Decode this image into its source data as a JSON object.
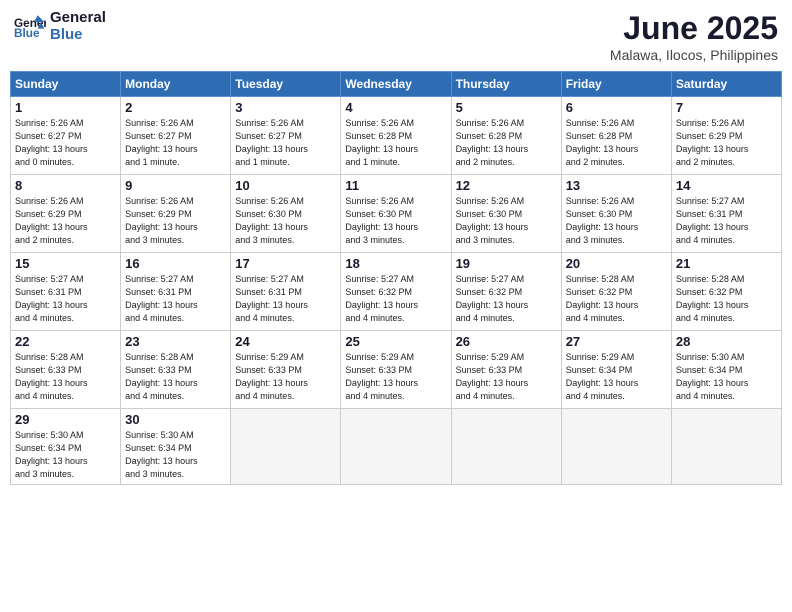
{
  "header": {
    "logo_line1": "General",
    "logo_line2": "Blue",
    "month_year": "June 2025",
    "location": "Malawa, Ilocos, Philippines"
  },
  "weekdays": [
    "Sunday",
    "Monday",
    "Tuesday",
    "Wednesday",
    "Thursday",
    "Friday",
    "Saturday"
  ],
  "weeks": [
    [
      {
        "day": "1",
        "info": "Sunrise: 5:26 AM\nSunset: 6:27 PM\nDaylight: 13 hours\nand 0 minutes."
      },
      {
        "day": "2",
        "info": "Sunrise: 5:26 AM\nSunset: 6:27 PM\nDaylight: 13 hours\nand 1 minute."
      },
      {
        "day": "3",
        "info": "Sunrise: 5:26 AM\nSunset: 6:27 PM\nDaylight: 13 hours\nand 1 minute."
      },
      {
        "day": "4",
        "info": "Sunrise: 5:26 AM\nSunset: 6:28 PM\nDaylight: 13 hours\nand 1 minute."
      },
      {
        "day": "5",
        "info": "Sunrise: 5:26 AM\nSunset: 6:28 PM\nDaylight: 13 hours\nand 2 minutes."
      },
      {
        "day": "6",
        "info": "Sunrise: 5:26 AM\nSunset: 6:28 PM\nDaylight: 13 hours\nand 2 minutes."
      },
      {
        "day": "7",
        "info": "Sunrise: 5:26 AM\nSunset: 6:29 PM\nDaylight: 13 hours\nand 2 minutes."
      }
    ],
    [
      {
        "day": "8",
        "info": "Sunrise: 5:26 AM\nSunset: 6:29 PM\nDaylight: 13 hours\nand 2 minutes."
      },
      {
        "day": "9",
        "info": "Sunrise: 5:26 AM\nSunset: 6:29 PM\nDaylight: 13 hours\nand 3 minutes."
      },
      {
        "day": "10",
        "info": "Sunrise: 5:26 AM\nSunset: 6:30 PM\nDaylight: 13 hours\nand 3 minutes."
      },
      {
        "day": "11",
        "info": "Sunrise: 5:26 AM\nSunset: 6:30 PM\nDaylight: 13 hours\nand 3 minutes."
      },
      {
        "day": "12",
        "info": "Sunrise: 5:26 AM\nSunset: 6:30 PM\nDaylight: 13 hours\nand 3 minutes."
      },
      {
        "day": "13",
        "info": "Sunrise: 5:26 AM\nSunset: 6:30 PM\nDaylight: 13 hours\nand 3 minutes."
      },
      {
        "day": "14",
        "info": "Sunrise: 5:27 AM\nSunset: 6:31 PM\nDaylight: 13 hours\nand 4 minutes."
      }
    ],
    [
      {
        "day": "15",
        "info": "Sunrise: 5:27 AM\nSunset: 6:31 PM\nDaylight: 13 hours\nand 4 minutes."
      },
      {
        "day": "16",
        "info": "Sunrise: 5:27 AM\nSunset: 6:31 PM\nDaylight: 13 hours\nand 4 minutes."
      },
      {
        "day": "17",
        "info": "Sunrise: 5:27 AM\nSunset: 6:31 PM\nDaylight: 13 hours\nand 4 minutes."
      },
      {
        "day": "18",
        "info": "Sunrise: 5:27 AM\nSunset: 6:32 PM\nDaylight: 13 hours\nand 4 minutes."
      },
      {
        "day": "19",
        "info": "Sunrise: 5:27 AM\nSunset: 6:32 PM\nDaylight: 13 hours\nand 4 minutes."
      },
      {
        "day": "20",
        "info": "Sunrise: 5:28 AM\nSunset: 6:32 PM\nDaylight: 13 hours\nand 4 minutes."
      },
      {
        "day": "21",
        "info": "Sunrise: 5:28 AM\nSunset: 6:32 PM\nDaylight: 13 hours\nand 4 minutes."
      }
    ],
    [
      {
        "day": "22",
        "info": "Sunrise: 5:28 AM\nSunset: 6:33 PM\nDaylight: 13 hours\nand 4 minutes."
      },
      {
        "day": "23",
        "info": "Sunrise: 5:28 AM\nSunset: 6:33 PM\nDaylight: 13 hours\nand 4 minutes."
      },
      {
        "day": "24",
        "info": "Sunrise: 5:29 AM\nSunset: 6:33 PM\nDaylight: 13 hours\nand 4 minutes."
      },
      {
        "day": "25",
        "info": "Sunrise: 5:29 AM\nSunset: 6:33 PM\nDaylight: 13 hours\nand 4 minutes."
      },
      {
        "day": "26",
        "info": "Sunrise: 5:29 AM\nSunset: 6:33 PM\nDaylight: 13 hours\nand 4 minutes."
      },
      {
        "day": "27",
        "info": "Sunrise: 5:29 AM\nSunset: 6:34 PM\nDaylight: 13 hours\nand 4 minutes."
      },
      {
        "day": "28",
        "info": "Sunrise: 5:30 AM\nSunset: 6:34 PM\nDaylight: 13 hours\nand 4 minutes."
      }
    ],
    [
      {
        "day": "29",
        "info": "Sunrise: 5:30 AM\nSunset: 6:34 PM\nDaylight: 13 hours\nand 3 minutes."
      },
      {
        "day": "30",
        "info": "Sunrise: 5:30 AM\nSunset: 6:34 PM\nDaylight: 13 hours\nand 3 minutes."
      },
      null,
      null,
      null,
      null,
      null
    ]
  ]
}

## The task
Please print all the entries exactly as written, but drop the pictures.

## Result
Decode this image into its source data as a JSON object.
{
  "header": {
    "logo_line1": "General",
    "logo_line2": "Blue",
    "month_year": "June 2025",
    "location": "Malawa, Ilocos, Philippines"
  },
  "weekdays": [
    "Sunday",
    "Monday",
    "Tuesday",
    "Wednesday",
    "Thursday",
    "Friday",
    "Saturday"
  ],
  "weeks": [
    [
      {
        "day": "1",
        "info": "Sunrise: 5:26 AM\nSunset: 6:27 PM\nDaylight: 13 hours\nand 0 minutes."
      },
      {
        "day": "2",
        "info": "Sunrise: 5:26 AM\nSunset: 6:27 PM\nDaylight: 13 hours\nand 1 minute."
      },
      {
        "day": "3",
        "info": "Sunrise: 5:26 AM\nSunset: 6:27 PM\nDaylight: 13 hours\nand 1 minute."
      },
      {
        "day": "4",
        "info": "Sunrise: 5:26 AM\nSunset: 6:28 PM\nDaylight: 13 hours\nand 1 minute."
      },
      {
        "day": "5",
        "info": "Sunrise: 5:26 AM\nSunset: 6:28 PM\nDaylight: 13 hours\nand 2 minutes."
      },
      {
        "day": "6",
        "info": "Sunrise: 5:26 AM\nSunset: 6:28 PM\nDaylight: 13 hours\nand 2 minutes."
      },
      {
        "day": "7",
        "info": "Sunrise: 5:26 AM\nSunset: 6:29 PM\nDaylight: 13 hours\nand 2 minutes."
      }
    ],
    [
      {
        "day": "8",
        "info": "Sunrise: 5:26 AM\nSunset: 6:29 PM\nDaylight: 13 hours\nand 2 minutes."
      },
      {
        "day": "9",
        "info": "Sunrise: 5:26 AM\nSunset: 6:29 PM\nDaylight: 13 hours\nand 3 minutes."
      },
      {
        "day": "10",
        "info": "Sunrise: 5:26 AM\nSunset: 6:30 PM\nDaylight: 13 hours\nand 3 minutes."
      },
      {
        "day": "11",
        "info": "Sunrise: 5:26 AM\nSunset: 6:30 PM\nDaylight: 13 hours\nand 3 minutes."
      },
      {
        "day": "12",
        "info": "Sunrise: 5:26 AM\nSunset: 6:30 PM\nDaylight: 13 hours\nand 3 minutes."
      },
      {
        "day": "13",
        "info": "Sunrise: 5:26 AM\nSunset: 6:30 PM\nDaylight: 13 hours\nand 3 minutes."
      },
      {
        "day": "14",
        "info": "Sunrise: 5:27 AM\nSunset: 6:31 PM\nDaylight: 13 hours\nand 4 minutes."
      }
    ],
    [
      {
        "day": "15",
        "info": "Sunrise: 5:27 AM\nSunset: 6:31 PM\nDaylight: 13 hours\nand 4 minutes."
      },
      {
        "day": "16",
        "info": "Sunrise: 5:27 AM\nSunset: 6:31 PM\nDaylight: 13 hours\nand 4 minutes."
      },
      {
        "day": "17",
        "info": "Sunrise: 5:27 AM\nSunset: 6:31 PM\nDaylight: 13 hours\nand 4 minutes."
      },
      {
        "day": "18",
        "info": "Sunrise: 5:27 AM\nSunset: 6:32 PM\nDaylight: 13 hours\nand 4 minutes."
      },
      {
        "day": "19",
        "info": "Sunrise: 5:27 AM\nSunset: 6:32 PM\nDaylight: 13 hours\nand 4 minutes."
      },
      {
        "day": "20",
        "info": "Sunrise: 5:28 AM\nSunset: 6:32 PM\nDaylight: 13 hours\nand 4 minutes."
      },
      {
        "day": "21",
        "info": "Sunrise: 5:28 AM\nSunset: 6:32 PM\nDaylight: 13 hours\nand 4 minutes."
      }
    ],
    [
      {
        "day": "22",
        "info": "Sunrise: 5:28 AM\nSunset: 6:33 PM\nDaylight: 13 hours\nand 4 minutes."
      },
      {
        "day": "23",
        "info": "Sunrise: 5:28 AM\nSunset: 6:33 PM\nDaylight: 13 hours\nand 4 minutes."
      },
      {
        "day": "24",
        "info": "Sunrise: 5:29 AM\nSunset: 6:33 PM\nDaylight: 13 hours\nand 4 minutes."
      },
      {
        "day": "25",
        "info": "Sunrise: 5:29 AM\nSunset: 6:33 PM\nDaylight: 13 hours\nand 4 minutes."
      },
      {
        "day": "26",
        "info": "Sunrise: 5:29 AM\nSunset: 6:33 PM\nDaylight: 13 hours\nand 4 minutes."
      },
      {
        "day": "27",
        "info": "Sunrise: 5:29 AM\nSunset: 6:34 PM\nDaylight: 13 hours\nand 4 minutes."
      },
      {
        "day": "28",
        "info": "Sunrise: 5:30 AM\nSunset: 6:34 PM\nDaylight: 13 hours\nand 4 minutes."
      }
    ],
    [
      {
        "day": "29",
        "info": "Sunrise: 5:30 AM\nSunset: 6:34 PM\nDaylight: 13 hours\nand 3 minutes."
      },
      {
        "day": "30",
        "info": "Sunrise: 5:30 AM\nSunset: 6:34 PM\nDaylight: 13 hours\nand 3 minutes."
      },
      null,
      null,
      null,
      null,
      null
    ]
  ]
}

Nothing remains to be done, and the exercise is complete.